**THE PROBLEM**
Before repeating the entries below, strip out every picture and keep all else as it is.

(Website and app data records)
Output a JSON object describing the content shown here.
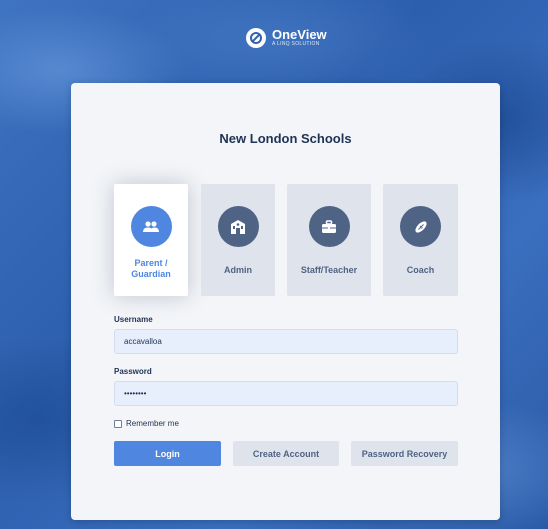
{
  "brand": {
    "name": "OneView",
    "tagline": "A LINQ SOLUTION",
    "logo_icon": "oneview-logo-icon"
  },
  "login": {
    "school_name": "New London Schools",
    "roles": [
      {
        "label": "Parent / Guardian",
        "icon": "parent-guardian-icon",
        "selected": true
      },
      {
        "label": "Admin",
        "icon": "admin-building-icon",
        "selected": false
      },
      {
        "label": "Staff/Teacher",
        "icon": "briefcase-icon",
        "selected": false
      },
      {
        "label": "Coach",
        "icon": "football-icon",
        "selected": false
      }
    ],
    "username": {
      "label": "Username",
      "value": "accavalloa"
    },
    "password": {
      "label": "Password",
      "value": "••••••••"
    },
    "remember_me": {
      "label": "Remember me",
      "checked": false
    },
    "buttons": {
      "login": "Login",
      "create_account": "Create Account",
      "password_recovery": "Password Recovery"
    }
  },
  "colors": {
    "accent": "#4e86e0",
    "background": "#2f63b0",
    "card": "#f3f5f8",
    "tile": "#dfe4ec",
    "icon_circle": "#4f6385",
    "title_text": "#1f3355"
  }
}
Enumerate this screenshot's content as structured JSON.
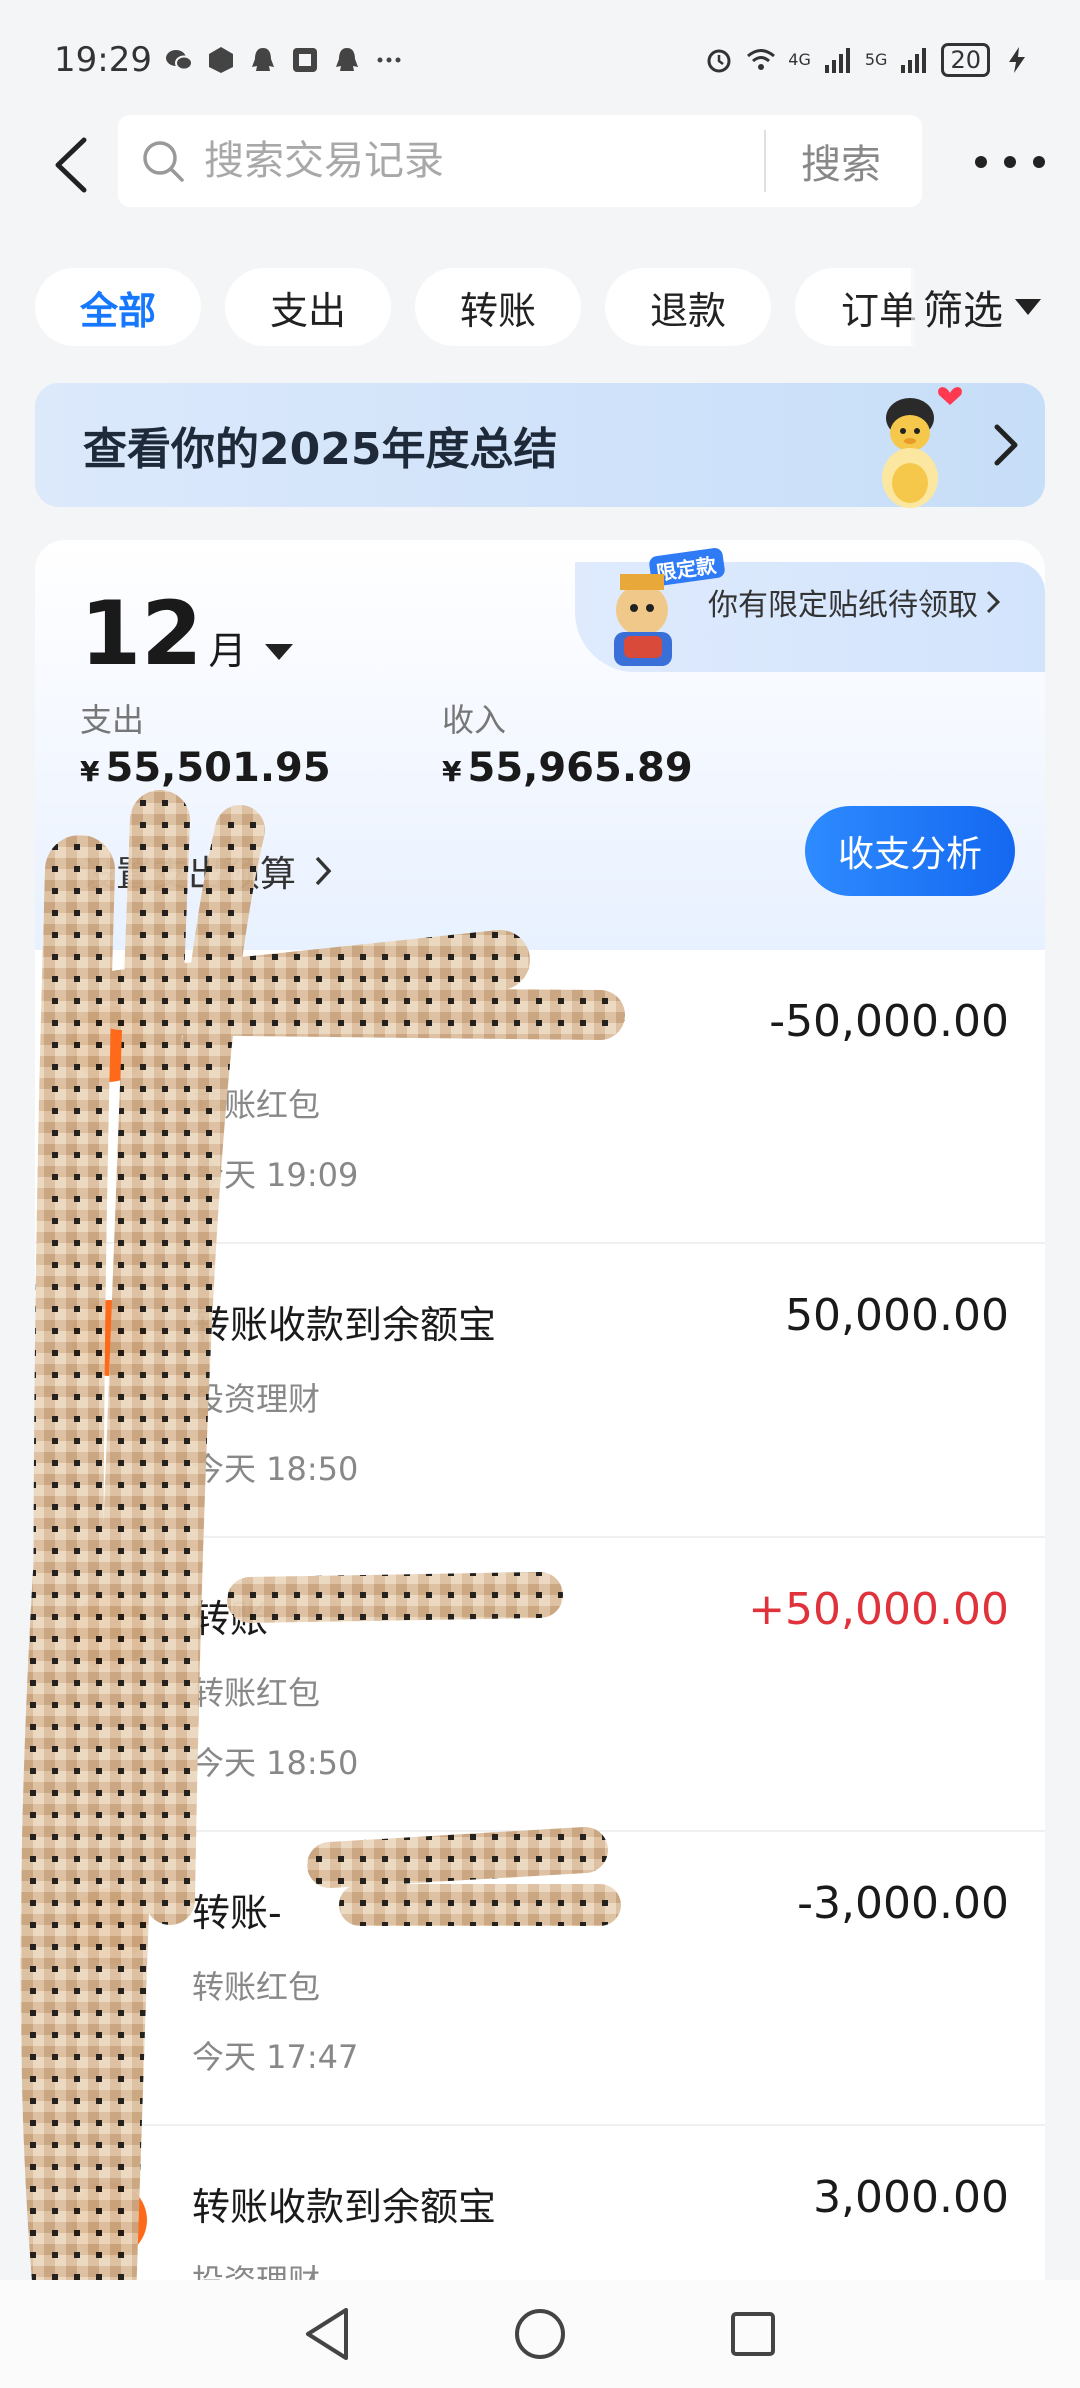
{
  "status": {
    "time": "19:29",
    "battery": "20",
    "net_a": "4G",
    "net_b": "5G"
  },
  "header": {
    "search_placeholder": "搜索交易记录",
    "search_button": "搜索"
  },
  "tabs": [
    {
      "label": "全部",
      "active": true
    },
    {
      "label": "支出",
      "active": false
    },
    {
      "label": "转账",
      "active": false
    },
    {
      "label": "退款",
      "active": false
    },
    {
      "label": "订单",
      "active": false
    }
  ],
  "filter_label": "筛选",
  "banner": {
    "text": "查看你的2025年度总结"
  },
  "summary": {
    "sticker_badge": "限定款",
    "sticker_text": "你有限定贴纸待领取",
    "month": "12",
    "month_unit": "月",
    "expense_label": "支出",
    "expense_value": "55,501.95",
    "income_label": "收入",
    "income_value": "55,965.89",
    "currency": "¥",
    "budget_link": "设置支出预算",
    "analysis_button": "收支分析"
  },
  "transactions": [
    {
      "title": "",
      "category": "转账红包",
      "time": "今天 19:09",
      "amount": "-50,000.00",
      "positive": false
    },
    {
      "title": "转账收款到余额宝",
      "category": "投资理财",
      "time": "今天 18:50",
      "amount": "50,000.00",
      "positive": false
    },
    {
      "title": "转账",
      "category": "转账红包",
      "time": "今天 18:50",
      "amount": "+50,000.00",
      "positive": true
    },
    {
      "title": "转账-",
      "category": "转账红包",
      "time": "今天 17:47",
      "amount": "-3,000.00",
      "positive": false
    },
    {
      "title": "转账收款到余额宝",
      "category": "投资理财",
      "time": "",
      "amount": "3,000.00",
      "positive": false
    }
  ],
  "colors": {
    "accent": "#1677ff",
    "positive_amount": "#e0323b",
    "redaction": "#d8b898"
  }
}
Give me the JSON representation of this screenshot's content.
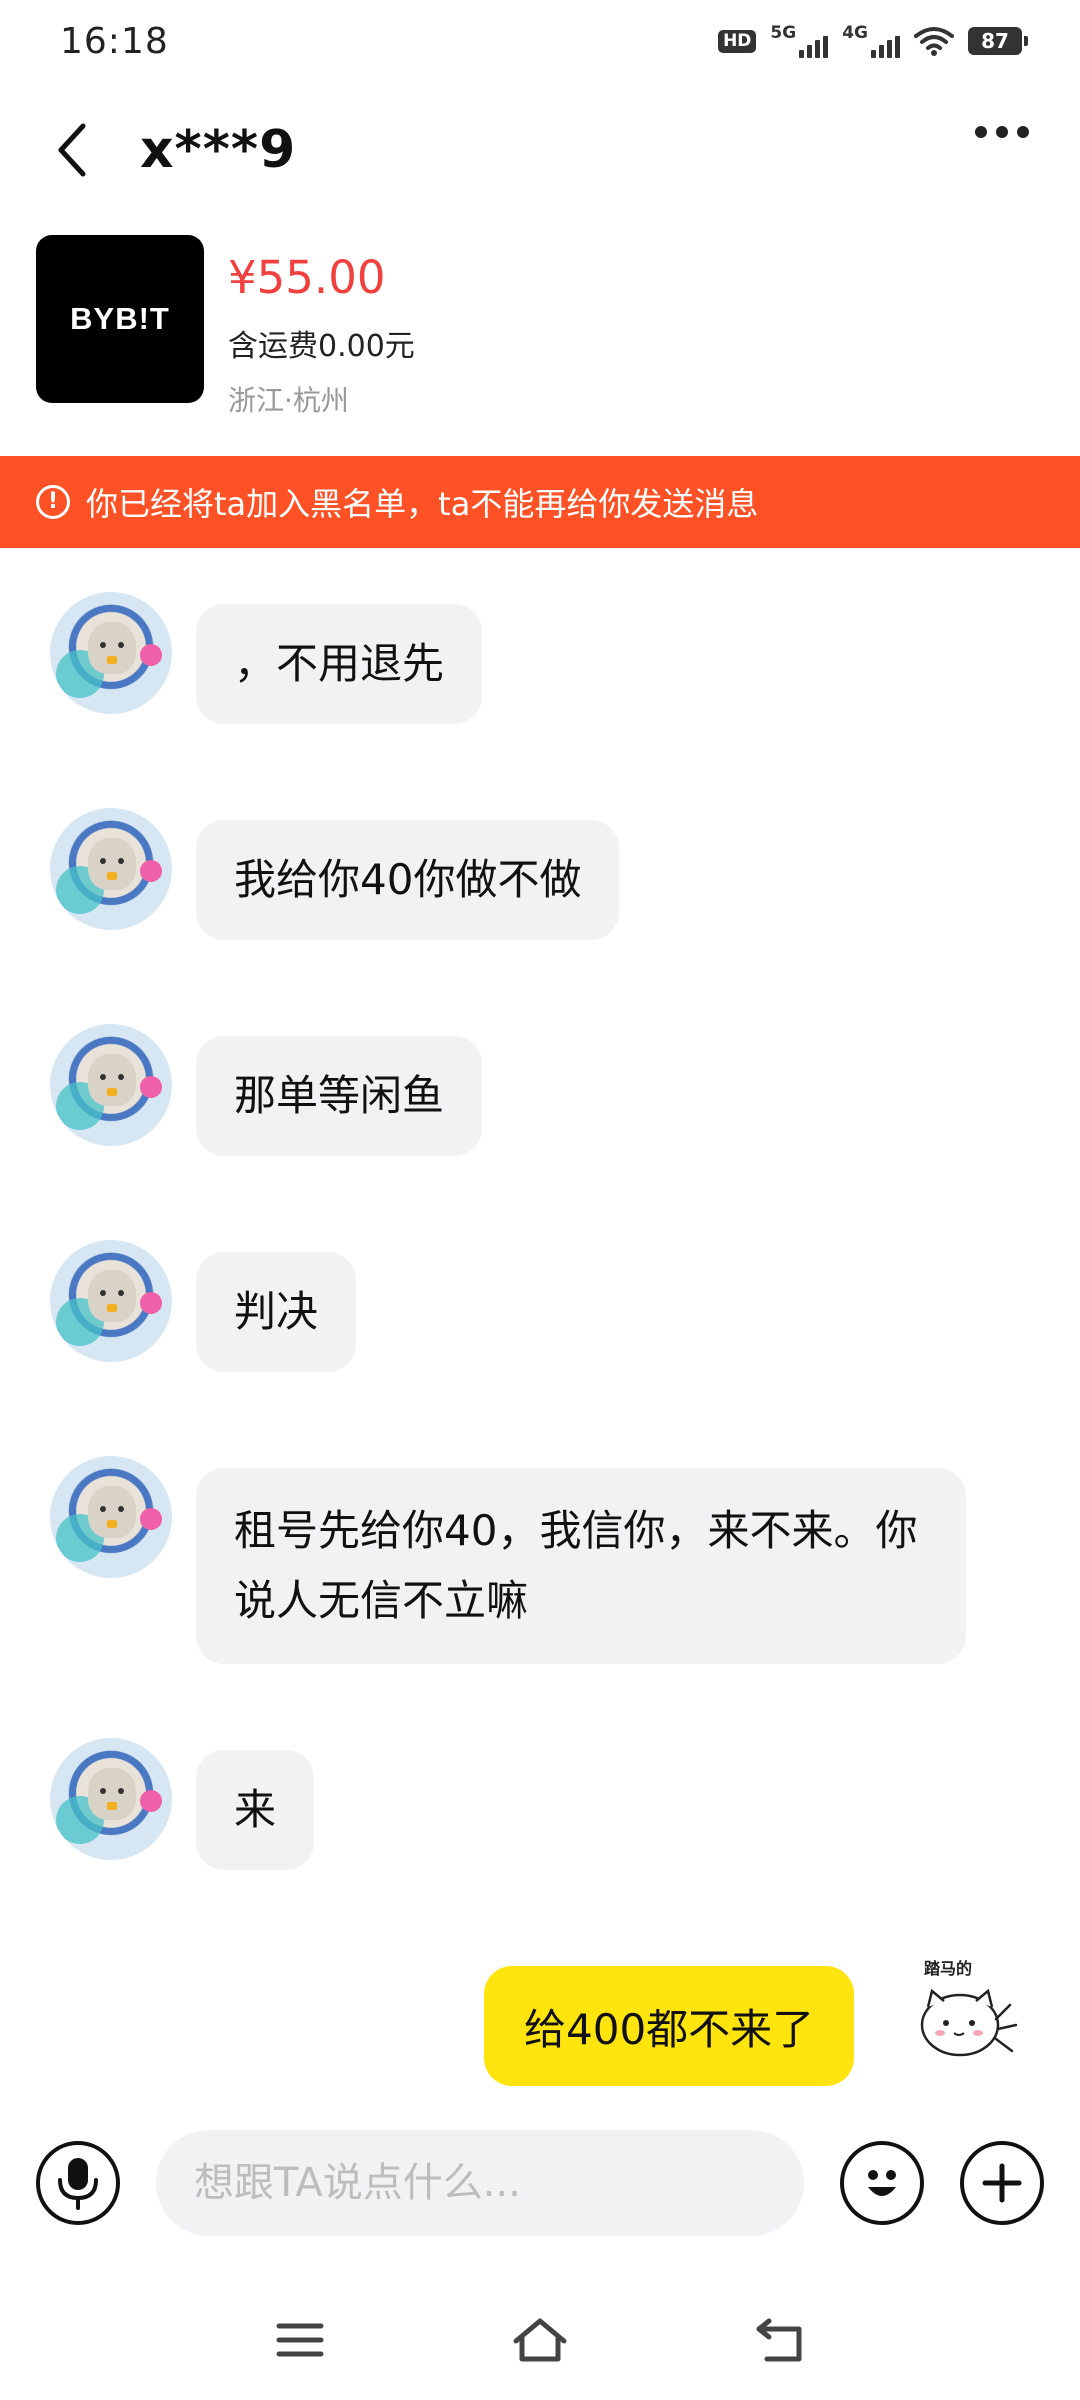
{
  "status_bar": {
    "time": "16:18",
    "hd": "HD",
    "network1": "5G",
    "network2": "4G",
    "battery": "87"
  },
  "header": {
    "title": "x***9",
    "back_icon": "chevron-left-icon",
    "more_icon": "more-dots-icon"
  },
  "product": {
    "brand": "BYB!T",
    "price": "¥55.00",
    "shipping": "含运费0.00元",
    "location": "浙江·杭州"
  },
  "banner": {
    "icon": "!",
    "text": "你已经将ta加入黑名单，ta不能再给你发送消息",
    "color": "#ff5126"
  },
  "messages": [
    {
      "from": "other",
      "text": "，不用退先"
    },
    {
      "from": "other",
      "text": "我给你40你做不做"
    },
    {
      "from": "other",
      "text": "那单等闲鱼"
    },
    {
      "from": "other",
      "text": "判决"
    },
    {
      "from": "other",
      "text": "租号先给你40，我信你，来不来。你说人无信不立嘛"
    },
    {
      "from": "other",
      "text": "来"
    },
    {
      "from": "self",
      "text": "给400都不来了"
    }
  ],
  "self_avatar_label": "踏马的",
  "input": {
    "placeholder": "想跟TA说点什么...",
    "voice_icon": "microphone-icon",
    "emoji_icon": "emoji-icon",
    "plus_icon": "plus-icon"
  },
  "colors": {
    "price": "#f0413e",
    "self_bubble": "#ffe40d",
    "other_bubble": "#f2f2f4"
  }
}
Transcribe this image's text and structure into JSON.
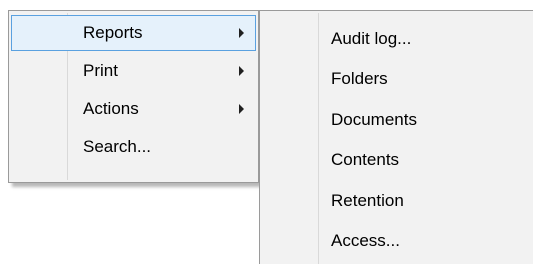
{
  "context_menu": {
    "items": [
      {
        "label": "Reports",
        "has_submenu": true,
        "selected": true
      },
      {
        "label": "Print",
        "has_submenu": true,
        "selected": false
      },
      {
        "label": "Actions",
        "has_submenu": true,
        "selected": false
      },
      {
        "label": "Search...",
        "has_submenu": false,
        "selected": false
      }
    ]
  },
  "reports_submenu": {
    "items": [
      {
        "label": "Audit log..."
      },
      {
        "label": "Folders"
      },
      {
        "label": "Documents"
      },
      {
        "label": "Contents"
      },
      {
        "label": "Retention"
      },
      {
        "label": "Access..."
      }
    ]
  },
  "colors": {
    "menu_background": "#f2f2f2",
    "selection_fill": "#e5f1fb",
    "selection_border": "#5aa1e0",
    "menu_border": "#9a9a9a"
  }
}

**WRITTEN SOLUTION**
Output a JSON object describing the content shown here.
{
  "brand": {
    "name": "OneView",
    "tagline": "A LINQ SOLUTION",
    "logo_icon": "oneview-logo-icon"
  },
  "login": {
    "school_name": "New London Schools",
    "roles": [
      {
        "label": "Parent / Guardian",
        "icon": "parent-guardian-icon",
        "selected": true
      },
      {
        "label": "Admin",
        "icon": "admin-building-icon",
        "selected": false
      },
      {
        "label": "Staff/Teacher",
        "icon": "briefcase-icon",
        "selected": false
      },
      {
        "label": "Coach",
        "icon": "football-icon",
        "selected": false
      }
    ],
    "username": {
      "label": "Username",
      "value": "accavalloa"
    },
    "password": {
      "label": "Password",
      "value": "••••••••"
    },
    "remember_me": {
      "label": "Remember me",
      "checked": false
    },
    "buttons": {
      "login": "Login",
      "create_account": "Create Account",
      "password_recovery": "Password Recovery"
    }
  },
  "colors": {
    "accent": "#4e86e0",
    "background": "#2f63b0",
    "card": "#f3f5f8",
    "tile": "#dfe4ec",
    "icon_circle": "#4f6385",
    "title_text": "#1f3355"
  }
}
Enumerate this screenshot's content as structured JSON.
{
  "status": {
    "time": "19:29",
    "battery": "20",
    "net_a": "4G",
    "net_b": "5G"
  },
  "header": {
    "search_placeholder": "搜索交易记录",
    "search_button": "搜索"
  },
  "tabs": [
    {
      "label": "全部",
      "active": true
    },
    {
      "label": "支出",
      "active": false
    },
    {
      "label": "转账",
      "active": false
    },
    {
      "label": "退款",
      "active": false
    },
    {
      "label": "订单",
      "active": false
    }
  ],
  "filter_label": "筛选",
  "banner": {
    "text": "查看你的2025年度总结"
  },
  "summary": {
    "sticker_badge": "限定款",
    "sticker_text": "你有限定贴纸待领取",
    "month": "12",
    "month_unit": "月",
    "expense_label": "支出",
    "expense_value": "55,501.95",
    "income_label": "收入",
    "income_value": "55,965.89",
    "currency": "¥",
    "budget_link": "设置支出预算",
    "analysis_button": "收支分析"
  },
  "transactions": [
    {
      "title": "",
      "category": "转账红包",
      "time": "今天 19:09",
      "amount": "-50,000.00",
      "positive": false
    },
    {
      "title": "转账收款到余额宝",
      "category": "投资理财",
      "time": "今天 18:50",
      "amount": "50,000.00",
      "positive": false
    },
    {
      "title": "转账",
      "category": "转账红包",
      "time": "今天 18:50",
      "amount": "+50,000.00",
      "positive": true
    },
    {
      "title": "转账-",
      "category": "转账红包",
      "time": "今天 17:47",
      "amount": "-3,000.00",
      "positive": false
    },
    {
      "title": "转账收款到余额宝",
      "category": "投资理财",
      "time": "",
      "amount": "3,000.00",
      "positive": false
    }
  ],
  "colors": {
    "accent": "#1677ff",
    "positive_amount": "#e0323b",
    "redaction": "#d8b898"
  }
}
Give me the JSON representation of this screenshot's content.
{
  "status_bar": {
    "time": "16:18",
    "hd": "HD",
    "network1": "5G",
    "network2": "4G",
    "battery": "87"
  },
  "header": {
    "title": "x***9",
    "back_icon": "chevron-left-icon",
    "more_icon": "more-dots-icon"
  },
  "product": {
    "brand": "BYB!T",
    "price": "¥55.00",
    "shipping": "含运费0.00元",
    "location": "浙江·杭州"
  },
  "banner": {
    "icon": "!",
    "text": "你已经将ta加入黑名单，ta不能再给你发送消息",
    "color": "#ff5126"
  },
  "messages": [
    {
      "from": "other",
      "text": "，不用退先"
    },
    {
      "from": "other",
      "text": "我给你40你做不做"
    },
    {
      "from": "other",
      "text": "那单等闲鱼"
    },
    {
      "from": "other",
      "text": "判决"
    },
    {
      "from": "other",
      "text": "租号先给你40，我信你，来不来。你说人无信不立嘛"
    },
    {
      "from": "other",
      "text": "来"
    },
    {
      "from": "self",
      "text": "给400都不来了"
    }
  ],
  "self_avatar_label": "踏马的",
  "input": {
    "placeholder": "想跟TA说点什么...",
    "voice_icon": "microphone-icon",
    "emoji_icon": "emoji-icon",
    "plus_icon": "plus-icon"
  },
  "colors": {
    "price": "#f0413e",
    "self_bubble": "#ffe40d",
    "other_bubble": "#f2f2f4"
  }
}
Transcribe this image's text and structure into JSON.
{
  "context_menu": {
    "items": [
      {
        "label": "Reports",
        "has_submenu": true,
        "selected": true
      },
      {
        "label": "Print",
        "has_submenu": true,
        "selected": false
      },
      {
        "label": "Actions",
        "has_submenu": true,
        "selected": false
      },
      {
        "label": "Search...",
        "has_submenu": false,
        "selected": false
      }
    ]
  },
  "reports_submenu": {
    "items": [
      {
        "label": "Audit log..."
      },
      {
        "label": "Folders"
      },
      {
        "label": "Documents"
      },
      {
        "label": "Contents"
      },
      {
        "label": "Retention"
      },
      {
        "label": "Access..."
      }
    ]
  },
  "colors": {
    "menu_background": "#f2f2f2",
    "selection_fill": "#e5f1fb",
    "selection_border": "#5aa1e0",
    "menu_border": "#9a9a9a"
  }
}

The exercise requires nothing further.